EXERCISE DESCRIPTION ::
Look through the listing below for the word "Link" and copy every line where it occurs.

::: PROVIDED MATERIAL :::

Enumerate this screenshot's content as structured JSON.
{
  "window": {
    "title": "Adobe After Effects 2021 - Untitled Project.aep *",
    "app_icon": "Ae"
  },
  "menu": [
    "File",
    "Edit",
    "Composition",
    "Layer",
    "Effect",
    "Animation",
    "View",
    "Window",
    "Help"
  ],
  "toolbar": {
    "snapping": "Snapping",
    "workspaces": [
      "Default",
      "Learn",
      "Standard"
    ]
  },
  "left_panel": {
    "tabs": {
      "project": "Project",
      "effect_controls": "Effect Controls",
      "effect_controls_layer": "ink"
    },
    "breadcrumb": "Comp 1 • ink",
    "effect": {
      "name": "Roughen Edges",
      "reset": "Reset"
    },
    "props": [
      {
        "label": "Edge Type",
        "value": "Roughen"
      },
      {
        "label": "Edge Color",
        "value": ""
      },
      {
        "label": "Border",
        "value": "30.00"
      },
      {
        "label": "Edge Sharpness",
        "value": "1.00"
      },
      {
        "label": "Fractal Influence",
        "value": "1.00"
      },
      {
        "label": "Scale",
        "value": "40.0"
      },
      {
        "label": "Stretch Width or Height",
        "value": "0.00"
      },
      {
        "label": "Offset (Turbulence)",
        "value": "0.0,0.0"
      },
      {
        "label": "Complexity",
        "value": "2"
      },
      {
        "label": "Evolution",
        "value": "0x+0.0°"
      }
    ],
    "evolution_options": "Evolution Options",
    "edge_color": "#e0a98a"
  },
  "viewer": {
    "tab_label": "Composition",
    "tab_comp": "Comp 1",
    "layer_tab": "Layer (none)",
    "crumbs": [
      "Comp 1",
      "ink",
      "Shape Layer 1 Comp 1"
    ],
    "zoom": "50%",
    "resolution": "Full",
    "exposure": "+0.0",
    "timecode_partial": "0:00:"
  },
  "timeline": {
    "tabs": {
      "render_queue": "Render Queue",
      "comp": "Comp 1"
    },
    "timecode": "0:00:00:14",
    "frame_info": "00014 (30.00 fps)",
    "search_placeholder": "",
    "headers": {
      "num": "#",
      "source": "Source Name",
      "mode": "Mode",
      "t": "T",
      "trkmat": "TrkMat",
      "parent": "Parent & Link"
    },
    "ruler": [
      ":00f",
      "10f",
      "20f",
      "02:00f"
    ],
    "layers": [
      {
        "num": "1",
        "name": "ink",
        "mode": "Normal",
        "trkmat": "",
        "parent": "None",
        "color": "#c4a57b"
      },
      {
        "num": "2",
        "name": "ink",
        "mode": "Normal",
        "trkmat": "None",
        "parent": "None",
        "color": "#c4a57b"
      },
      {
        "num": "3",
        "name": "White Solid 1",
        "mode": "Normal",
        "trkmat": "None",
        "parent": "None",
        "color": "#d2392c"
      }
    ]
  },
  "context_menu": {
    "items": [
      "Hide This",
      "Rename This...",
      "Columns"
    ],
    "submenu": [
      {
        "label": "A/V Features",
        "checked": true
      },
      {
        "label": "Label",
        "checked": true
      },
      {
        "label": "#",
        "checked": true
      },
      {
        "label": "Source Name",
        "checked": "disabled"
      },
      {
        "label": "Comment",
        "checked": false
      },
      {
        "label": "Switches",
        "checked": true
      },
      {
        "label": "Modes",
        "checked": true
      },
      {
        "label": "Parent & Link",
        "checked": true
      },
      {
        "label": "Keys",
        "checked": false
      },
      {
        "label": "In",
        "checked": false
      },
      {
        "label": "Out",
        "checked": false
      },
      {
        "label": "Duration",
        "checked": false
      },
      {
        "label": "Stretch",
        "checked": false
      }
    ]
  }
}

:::

YOUR RESPONSE ::
      "parent": "Parent & Link"
        "label": "Parent & Link",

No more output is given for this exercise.